● Assignment: Filter the data below, keeping only lines that contain "dining".

● Material for the task:

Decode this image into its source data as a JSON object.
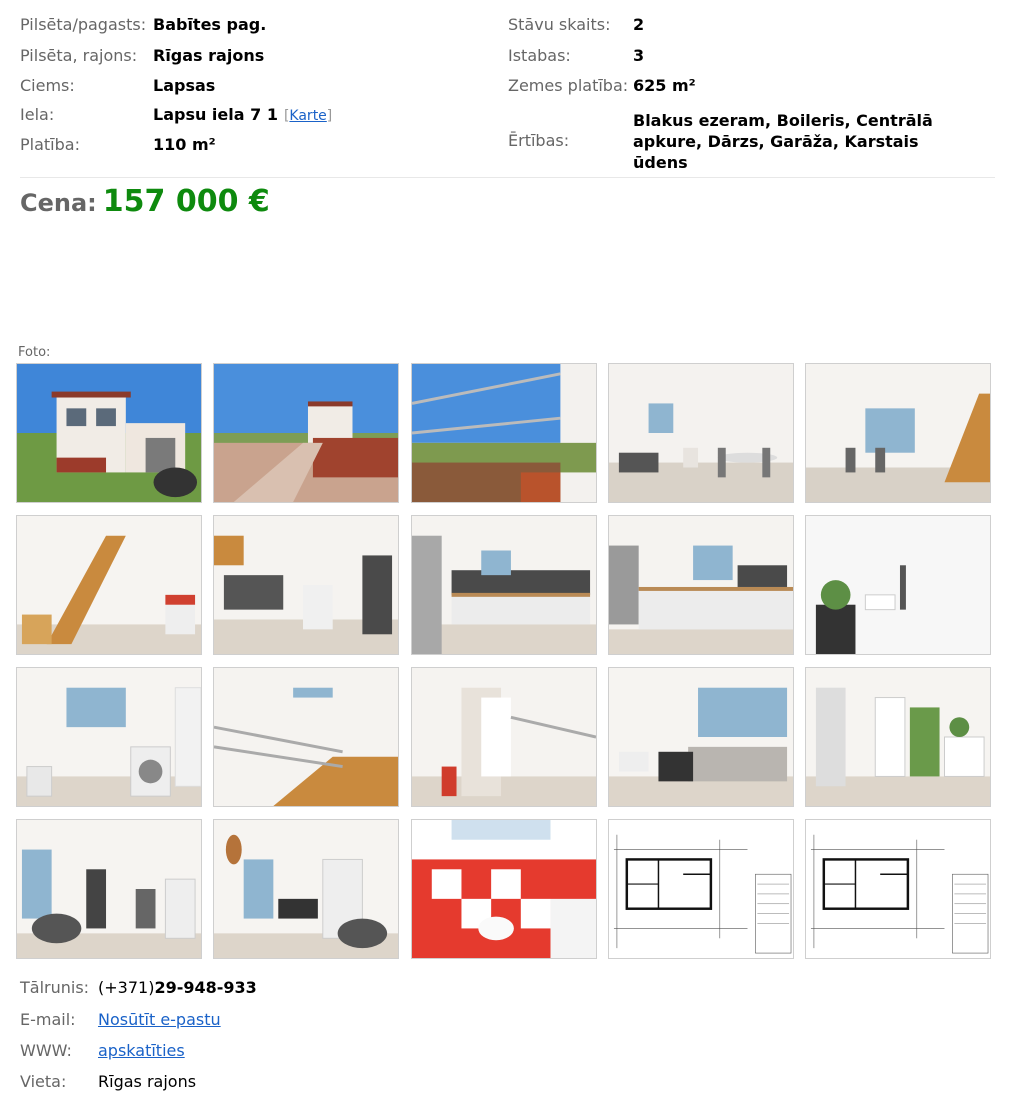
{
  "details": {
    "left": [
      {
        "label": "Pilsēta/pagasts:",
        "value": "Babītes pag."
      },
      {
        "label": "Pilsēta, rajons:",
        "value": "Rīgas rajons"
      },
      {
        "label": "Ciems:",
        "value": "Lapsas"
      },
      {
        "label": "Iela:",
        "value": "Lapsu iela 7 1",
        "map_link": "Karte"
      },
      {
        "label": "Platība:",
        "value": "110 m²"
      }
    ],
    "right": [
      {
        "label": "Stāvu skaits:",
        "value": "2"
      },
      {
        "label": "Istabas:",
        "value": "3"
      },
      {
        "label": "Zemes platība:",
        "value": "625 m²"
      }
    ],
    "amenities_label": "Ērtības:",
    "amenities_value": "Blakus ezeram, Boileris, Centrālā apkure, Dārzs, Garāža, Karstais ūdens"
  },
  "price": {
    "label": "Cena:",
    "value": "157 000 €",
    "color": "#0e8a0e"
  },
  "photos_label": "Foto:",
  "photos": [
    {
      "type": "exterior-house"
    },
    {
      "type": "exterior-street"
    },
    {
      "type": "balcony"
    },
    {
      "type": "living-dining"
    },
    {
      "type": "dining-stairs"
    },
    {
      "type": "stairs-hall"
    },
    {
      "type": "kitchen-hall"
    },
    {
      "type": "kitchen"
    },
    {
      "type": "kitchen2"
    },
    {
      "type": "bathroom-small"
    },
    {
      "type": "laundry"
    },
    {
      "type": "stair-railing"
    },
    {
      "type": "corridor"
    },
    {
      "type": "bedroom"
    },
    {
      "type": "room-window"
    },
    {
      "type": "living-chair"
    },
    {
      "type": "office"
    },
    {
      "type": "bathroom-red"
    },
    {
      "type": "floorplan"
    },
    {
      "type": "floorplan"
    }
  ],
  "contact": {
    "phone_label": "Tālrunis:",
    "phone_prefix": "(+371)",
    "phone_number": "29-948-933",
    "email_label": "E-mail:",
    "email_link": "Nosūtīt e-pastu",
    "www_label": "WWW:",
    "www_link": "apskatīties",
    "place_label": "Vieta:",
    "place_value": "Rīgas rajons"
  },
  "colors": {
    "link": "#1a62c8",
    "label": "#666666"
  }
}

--

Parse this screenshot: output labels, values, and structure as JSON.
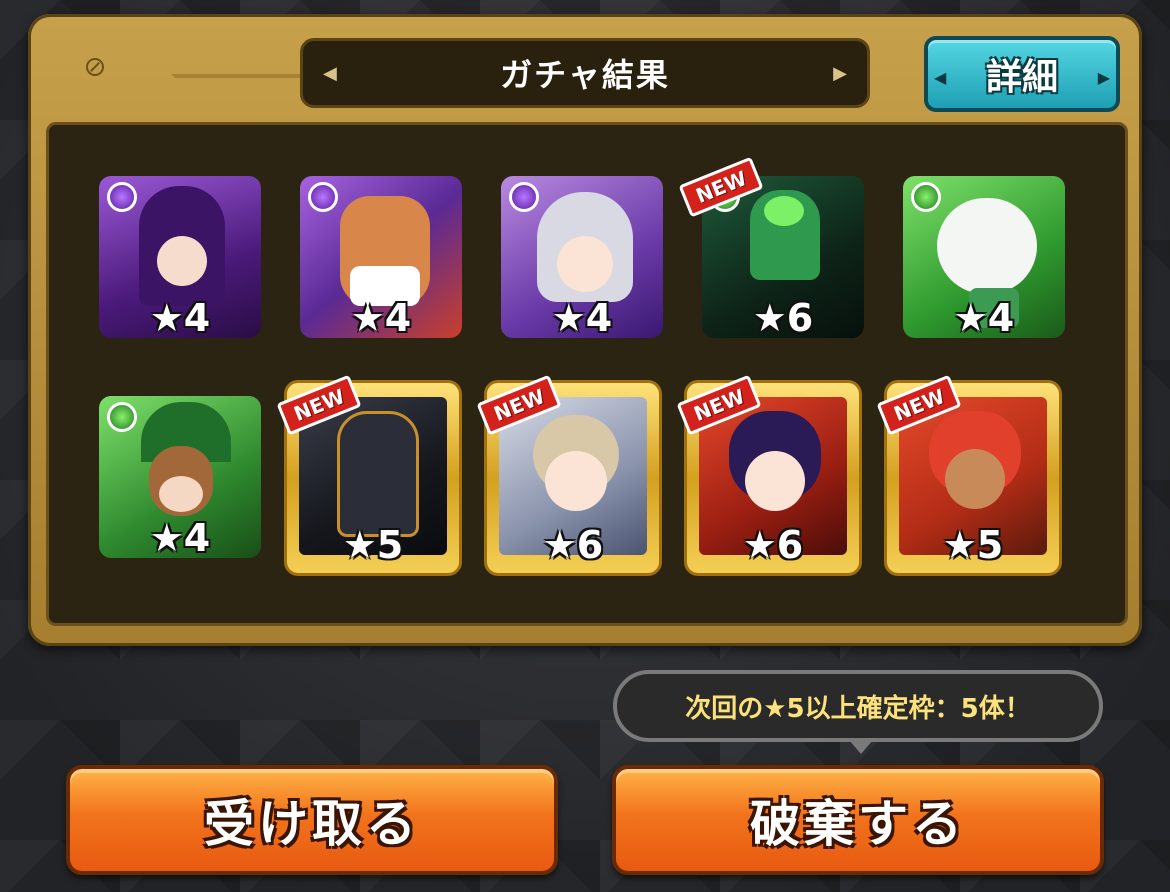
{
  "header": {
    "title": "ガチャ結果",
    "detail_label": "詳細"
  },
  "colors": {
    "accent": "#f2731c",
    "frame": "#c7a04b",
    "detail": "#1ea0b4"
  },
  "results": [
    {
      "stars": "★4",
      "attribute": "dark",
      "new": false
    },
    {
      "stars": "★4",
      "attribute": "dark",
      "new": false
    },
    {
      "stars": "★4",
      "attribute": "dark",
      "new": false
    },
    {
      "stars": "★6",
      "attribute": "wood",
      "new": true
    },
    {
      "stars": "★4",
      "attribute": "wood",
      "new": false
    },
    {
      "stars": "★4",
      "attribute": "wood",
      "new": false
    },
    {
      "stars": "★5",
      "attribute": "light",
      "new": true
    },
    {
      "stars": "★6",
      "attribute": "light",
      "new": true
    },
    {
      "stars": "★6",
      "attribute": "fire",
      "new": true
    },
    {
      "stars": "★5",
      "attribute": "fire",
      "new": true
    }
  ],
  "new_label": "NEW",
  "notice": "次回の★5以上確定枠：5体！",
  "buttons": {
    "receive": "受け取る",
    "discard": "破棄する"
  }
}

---

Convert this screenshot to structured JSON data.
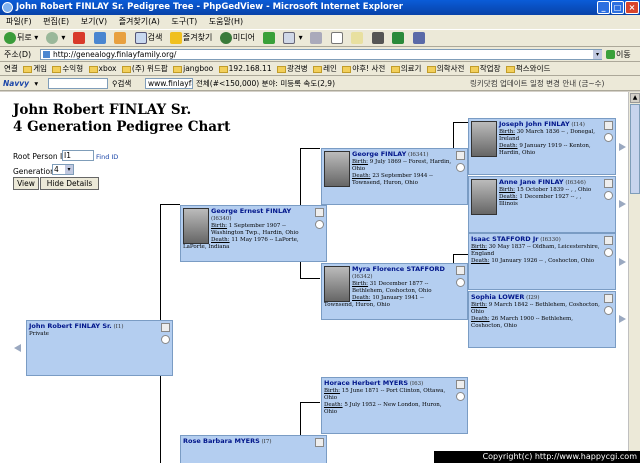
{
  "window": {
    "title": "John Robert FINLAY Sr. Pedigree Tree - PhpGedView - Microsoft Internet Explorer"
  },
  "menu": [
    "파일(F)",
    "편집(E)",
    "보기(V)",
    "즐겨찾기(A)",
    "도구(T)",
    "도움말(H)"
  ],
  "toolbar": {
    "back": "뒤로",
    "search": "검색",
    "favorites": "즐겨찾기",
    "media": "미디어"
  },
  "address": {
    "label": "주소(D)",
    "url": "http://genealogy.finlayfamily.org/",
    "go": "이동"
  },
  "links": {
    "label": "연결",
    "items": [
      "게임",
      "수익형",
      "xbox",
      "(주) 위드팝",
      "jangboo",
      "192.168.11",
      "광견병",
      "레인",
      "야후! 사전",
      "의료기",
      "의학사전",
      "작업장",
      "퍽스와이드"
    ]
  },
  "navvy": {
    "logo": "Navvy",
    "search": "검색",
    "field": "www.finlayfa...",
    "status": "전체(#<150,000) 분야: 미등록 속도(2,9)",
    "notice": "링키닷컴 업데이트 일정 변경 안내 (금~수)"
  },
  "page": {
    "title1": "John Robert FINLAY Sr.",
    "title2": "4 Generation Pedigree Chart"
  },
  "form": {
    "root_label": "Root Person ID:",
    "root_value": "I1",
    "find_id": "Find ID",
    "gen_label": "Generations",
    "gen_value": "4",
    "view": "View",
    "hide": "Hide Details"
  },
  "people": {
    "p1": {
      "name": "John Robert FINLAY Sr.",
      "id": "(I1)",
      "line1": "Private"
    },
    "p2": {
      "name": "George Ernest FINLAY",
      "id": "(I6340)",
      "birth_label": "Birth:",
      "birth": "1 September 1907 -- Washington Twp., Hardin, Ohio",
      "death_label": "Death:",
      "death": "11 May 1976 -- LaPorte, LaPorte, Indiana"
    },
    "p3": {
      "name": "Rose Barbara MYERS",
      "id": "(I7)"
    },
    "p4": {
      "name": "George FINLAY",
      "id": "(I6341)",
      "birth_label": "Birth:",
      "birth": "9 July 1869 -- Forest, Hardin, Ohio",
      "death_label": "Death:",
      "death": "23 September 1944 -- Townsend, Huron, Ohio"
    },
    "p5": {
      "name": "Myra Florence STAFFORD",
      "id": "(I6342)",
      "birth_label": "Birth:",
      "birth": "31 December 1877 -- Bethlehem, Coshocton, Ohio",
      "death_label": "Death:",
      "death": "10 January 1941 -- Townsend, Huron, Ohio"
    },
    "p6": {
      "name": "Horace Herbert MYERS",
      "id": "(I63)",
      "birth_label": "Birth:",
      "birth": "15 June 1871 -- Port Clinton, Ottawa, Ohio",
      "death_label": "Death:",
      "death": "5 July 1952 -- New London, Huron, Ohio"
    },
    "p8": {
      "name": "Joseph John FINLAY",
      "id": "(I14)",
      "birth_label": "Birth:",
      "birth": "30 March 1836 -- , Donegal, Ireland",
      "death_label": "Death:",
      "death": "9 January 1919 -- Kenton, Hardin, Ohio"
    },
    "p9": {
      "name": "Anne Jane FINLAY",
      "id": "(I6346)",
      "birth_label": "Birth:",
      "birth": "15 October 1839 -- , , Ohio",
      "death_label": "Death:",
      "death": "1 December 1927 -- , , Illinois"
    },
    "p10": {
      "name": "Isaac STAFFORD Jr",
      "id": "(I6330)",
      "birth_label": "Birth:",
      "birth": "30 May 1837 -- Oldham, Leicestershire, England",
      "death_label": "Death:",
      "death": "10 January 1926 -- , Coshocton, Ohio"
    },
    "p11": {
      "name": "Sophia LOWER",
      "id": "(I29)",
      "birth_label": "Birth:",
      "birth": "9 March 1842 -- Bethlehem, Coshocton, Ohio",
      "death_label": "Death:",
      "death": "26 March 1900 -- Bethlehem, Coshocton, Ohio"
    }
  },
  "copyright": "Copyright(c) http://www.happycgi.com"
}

● Task answer:
      "type": "living-dining"
      "type": "dining-stairs"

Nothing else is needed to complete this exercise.